By David Williams,
BRITISH PRIME Minister Tony Blair yesterday committed himself to working towards a "significant upgrading" of UK/CARICOM relations, with continued emphasis on helping to fight crime and the trafficking of narcotics.
Mr. Blair and CARICOM leaders also pledged to pay increased attention to trade, investment, and educational and cultural ties.
Following bilateral talks with Prime Minister P.J. Patterson, and separate discussions with Caribbean Community heads at Jamaica House yesterday, Prime Minister Blair said that improved foreign relations between Britain and her former Caribbean colonies were "long overdue".
Mr. Blair, who visited the island yesterday on the first leg of a three-nation Caribbean and Latin American tour, told members of the local and British press that the issue of crime and drugs was high on the agenda during his discussions with host Prime Minister P.J. Patterson and other CARICOM leaders.
Prime Ministers Hubert Ingraham of the Bahamas, Owen Arthur of Barbados, Dr. Denzil Douglas of St. Kitts/Nevis, Basdeo Panday of Trinidad and Tobago, and Dr. Ralph Gonsalves of St. Vincent and the Grenadines, President of Guyana Bharrat Jagdeo, and Surinamese Vice President, Jules Adojha, were among the regional leaders at yesterday's talks with the British Prime Minister.
Mr. Blair pointed out that Britain and several Caribbean countries have been co-operating to police more effectively the trafficking of illegal drugs. Areas of co-operation include a number of bilateral initiatives between the UK and Jamaica.
"The issues of crime and drugs are tremendously important and that's why we're agreeing on a set of intensive measures to deal with that problem," said the British leader as he stood alongside CARICOM chairman Hubert Ingraham and Prime Minister Patterson at Jamaica House.
He also said he felt his government had struck the right balance between providing arms for Jamaican law enforcement officers and protecting the human rights of Jamaicans by facilitating training to help officers use guns appropriately.

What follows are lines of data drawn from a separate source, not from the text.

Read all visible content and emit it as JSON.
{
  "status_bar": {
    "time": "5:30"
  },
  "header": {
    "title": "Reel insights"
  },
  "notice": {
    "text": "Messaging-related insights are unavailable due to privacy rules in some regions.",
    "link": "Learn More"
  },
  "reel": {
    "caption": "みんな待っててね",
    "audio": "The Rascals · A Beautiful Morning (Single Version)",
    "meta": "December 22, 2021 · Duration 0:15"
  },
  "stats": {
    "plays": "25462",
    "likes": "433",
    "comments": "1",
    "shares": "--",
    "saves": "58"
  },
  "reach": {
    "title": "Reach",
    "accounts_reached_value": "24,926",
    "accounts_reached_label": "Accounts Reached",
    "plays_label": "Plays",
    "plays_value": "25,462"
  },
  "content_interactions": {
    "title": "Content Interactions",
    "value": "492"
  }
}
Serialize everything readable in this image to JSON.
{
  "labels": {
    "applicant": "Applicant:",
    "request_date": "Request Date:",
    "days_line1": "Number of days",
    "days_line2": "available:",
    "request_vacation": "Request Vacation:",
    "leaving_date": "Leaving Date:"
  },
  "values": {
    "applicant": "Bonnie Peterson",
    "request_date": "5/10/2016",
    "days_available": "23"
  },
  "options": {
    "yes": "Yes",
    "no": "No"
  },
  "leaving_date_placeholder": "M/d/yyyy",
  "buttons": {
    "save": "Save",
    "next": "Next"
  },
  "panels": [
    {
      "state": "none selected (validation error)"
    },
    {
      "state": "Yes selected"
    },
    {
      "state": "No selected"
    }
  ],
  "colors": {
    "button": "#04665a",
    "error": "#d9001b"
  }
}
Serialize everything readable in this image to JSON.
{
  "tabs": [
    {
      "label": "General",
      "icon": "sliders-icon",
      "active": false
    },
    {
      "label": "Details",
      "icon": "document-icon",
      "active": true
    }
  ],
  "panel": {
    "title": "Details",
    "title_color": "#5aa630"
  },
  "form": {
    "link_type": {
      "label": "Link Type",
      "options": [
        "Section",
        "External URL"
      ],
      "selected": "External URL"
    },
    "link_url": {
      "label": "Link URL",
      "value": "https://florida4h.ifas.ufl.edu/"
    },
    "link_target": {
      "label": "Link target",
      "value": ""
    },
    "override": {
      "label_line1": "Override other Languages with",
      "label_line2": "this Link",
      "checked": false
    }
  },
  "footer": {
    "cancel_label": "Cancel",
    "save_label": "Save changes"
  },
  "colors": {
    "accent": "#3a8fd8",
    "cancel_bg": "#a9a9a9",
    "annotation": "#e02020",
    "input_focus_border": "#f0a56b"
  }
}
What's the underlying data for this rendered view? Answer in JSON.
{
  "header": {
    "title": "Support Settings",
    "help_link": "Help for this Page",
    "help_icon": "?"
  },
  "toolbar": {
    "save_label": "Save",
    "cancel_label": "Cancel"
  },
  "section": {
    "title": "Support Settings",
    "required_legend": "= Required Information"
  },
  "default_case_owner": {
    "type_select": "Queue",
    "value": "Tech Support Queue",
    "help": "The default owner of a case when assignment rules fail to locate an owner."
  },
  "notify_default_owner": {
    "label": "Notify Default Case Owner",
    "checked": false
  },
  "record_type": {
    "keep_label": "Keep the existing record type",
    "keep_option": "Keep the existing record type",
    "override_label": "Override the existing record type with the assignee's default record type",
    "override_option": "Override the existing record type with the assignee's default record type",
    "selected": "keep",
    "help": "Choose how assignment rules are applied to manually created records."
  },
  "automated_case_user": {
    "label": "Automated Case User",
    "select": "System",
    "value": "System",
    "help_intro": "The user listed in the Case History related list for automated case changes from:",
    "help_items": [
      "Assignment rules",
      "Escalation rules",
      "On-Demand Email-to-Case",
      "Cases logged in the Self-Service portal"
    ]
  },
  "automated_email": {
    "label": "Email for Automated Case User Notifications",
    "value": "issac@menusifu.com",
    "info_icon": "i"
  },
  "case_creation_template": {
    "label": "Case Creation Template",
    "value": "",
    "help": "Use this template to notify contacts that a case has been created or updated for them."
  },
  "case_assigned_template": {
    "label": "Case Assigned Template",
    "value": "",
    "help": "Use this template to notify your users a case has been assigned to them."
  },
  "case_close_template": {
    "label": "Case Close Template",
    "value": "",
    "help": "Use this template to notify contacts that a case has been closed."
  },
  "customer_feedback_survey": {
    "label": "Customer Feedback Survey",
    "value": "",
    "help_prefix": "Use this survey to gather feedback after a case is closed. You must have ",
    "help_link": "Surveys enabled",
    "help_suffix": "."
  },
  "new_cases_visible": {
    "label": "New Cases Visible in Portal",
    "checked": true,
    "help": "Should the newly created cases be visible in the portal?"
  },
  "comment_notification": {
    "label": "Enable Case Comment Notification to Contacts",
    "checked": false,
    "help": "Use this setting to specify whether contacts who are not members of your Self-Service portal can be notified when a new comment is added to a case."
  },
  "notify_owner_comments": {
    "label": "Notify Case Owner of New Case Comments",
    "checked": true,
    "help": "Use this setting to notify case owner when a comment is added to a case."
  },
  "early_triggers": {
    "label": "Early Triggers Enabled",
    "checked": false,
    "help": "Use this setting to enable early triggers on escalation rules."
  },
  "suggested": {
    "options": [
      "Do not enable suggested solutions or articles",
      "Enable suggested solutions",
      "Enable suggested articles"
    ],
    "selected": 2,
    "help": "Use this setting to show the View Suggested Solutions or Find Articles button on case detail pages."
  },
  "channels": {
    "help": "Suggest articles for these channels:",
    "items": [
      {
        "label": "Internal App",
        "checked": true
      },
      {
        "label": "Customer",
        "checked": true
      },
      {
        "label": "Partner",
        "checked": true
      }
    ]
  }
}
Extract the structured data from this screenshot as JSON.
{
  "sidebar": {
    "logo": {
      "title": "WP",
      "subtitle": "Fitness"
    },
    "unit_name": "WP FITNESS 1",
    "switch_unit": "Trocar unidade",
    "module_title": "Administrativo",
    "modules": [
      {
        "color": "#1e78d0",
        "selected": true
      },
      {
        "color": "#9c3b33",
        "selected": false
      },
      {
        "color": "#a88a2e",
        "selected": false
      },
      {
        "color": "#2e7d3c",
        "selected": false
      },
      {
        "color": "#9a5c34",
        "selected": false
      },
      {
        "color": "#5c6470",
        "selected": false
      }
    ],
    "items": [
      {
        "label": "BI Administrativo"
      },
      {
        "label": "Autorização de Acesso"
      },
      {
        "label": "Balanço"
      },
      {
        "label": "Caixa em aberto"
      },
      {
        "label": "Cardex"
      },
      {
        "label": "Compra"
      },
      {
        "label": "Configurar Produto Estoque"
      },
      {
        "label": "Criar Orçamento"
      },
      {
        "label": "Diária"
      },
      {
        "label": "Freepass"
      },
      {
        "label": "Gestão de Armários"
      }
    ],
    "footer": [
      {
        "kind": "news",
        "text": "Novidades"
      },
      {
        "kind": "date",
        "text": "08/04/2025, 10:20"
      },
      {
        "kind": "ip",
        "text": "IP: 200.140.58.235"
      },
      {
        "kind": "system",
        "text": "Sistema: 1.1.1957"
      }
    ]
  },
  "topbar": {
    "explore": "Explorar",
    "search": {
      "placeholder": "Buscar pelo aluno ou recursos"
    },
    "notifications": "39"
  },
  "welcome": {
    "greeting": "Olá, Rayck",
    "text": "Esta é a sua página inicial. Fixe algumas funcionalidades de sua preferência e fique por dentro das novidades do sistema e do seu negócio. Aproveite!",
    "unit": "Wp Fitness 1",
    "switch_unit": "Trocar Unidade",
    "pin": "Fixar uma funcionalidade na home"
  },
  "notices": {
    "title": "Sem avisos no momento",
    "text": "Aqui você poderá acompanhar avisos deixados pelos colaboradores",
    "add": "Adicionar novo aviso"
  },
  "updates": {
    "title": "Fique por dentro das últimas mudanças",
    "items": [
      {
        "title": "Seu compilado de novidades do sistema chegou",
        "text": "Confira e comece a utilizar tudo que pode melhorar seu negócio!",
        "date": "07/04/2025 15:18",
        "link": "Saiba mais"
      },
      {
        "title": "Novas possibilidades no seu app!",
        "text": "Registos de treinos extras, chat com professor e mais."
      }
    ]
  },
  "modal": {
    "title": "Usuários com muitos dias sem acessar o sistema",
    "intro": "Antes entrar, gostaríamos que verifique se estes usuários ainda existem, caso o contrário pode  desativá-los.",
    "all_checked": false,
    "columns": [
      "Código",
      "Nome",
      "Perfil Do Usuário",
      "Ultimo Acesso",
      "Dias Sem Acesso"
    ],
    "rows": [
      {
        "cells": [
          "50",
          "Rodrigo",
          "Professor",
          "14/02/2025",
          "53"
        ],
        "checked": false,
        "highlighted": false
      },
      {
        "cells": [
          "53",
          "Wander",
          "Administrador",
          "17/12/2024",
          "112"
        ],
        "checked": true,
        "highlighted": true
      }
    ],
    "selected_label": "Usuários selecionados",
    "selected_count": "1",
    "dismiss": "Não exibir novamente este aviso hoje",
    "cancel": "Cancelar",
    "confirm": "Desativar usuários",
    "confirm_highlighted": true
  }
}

Mr. Blair had earlier in the day told the press of his concern that 65 per cent of the cocaine entering Europe came via Caribbean transshipment points, and that on average, 30 murders in the UK each year could be linked directly to Jamaica and the illegal drug trade.
However, he stressed that attention would not be restricted to crime and law enforcement matters in forging closer UK/CARICOM relations, since trade and investment, education and cultural ties were also critical to the development of the Caribbean's "tremendous future in investment and tourism".
Noting that hundreds of thousands of people in Britain have strong ties to Jamaica and the Caribbean, Mr. Blair, whose British Labour Party won an increased majority in general elections in May, said there was a need to maintain "strong links of history and heritage". But, in response to a question from a local journalist about the movement to end judicial appeals to the British Privy Council, he stressed that his government saw its role as that of facilitating the decision of CARICOM states to establish an indigenous Court of Appeal, rather than dictating to them against their sovereign will.
CARICOM Chairman Hubert Ingraham, who described the two-hour talks as "very useful", said the need for having the UK to act as a "principal spokesperson" for CARICOM states in the global forum "to take account of out point of view and to make sure that our point of view is considered by the leadership of the G-8 and by the leadership of the WTO" also featured prominently in the talks.
"We would want Britain to continue to be the lead 'spokesperson' for the Caribbean region. But we've made it very clear that there are no permanent friends in this business and we shall have to do what is considered best for ourselves and of course we think that Britain is the best country to speak for us in this part of the world, (though) it is not the only country that can speak for us."
He said Britain and CARICOM will be working to establish a framework for greater co-operation between now and October when CARICOM heads meet with the UK at the Commonwealth level.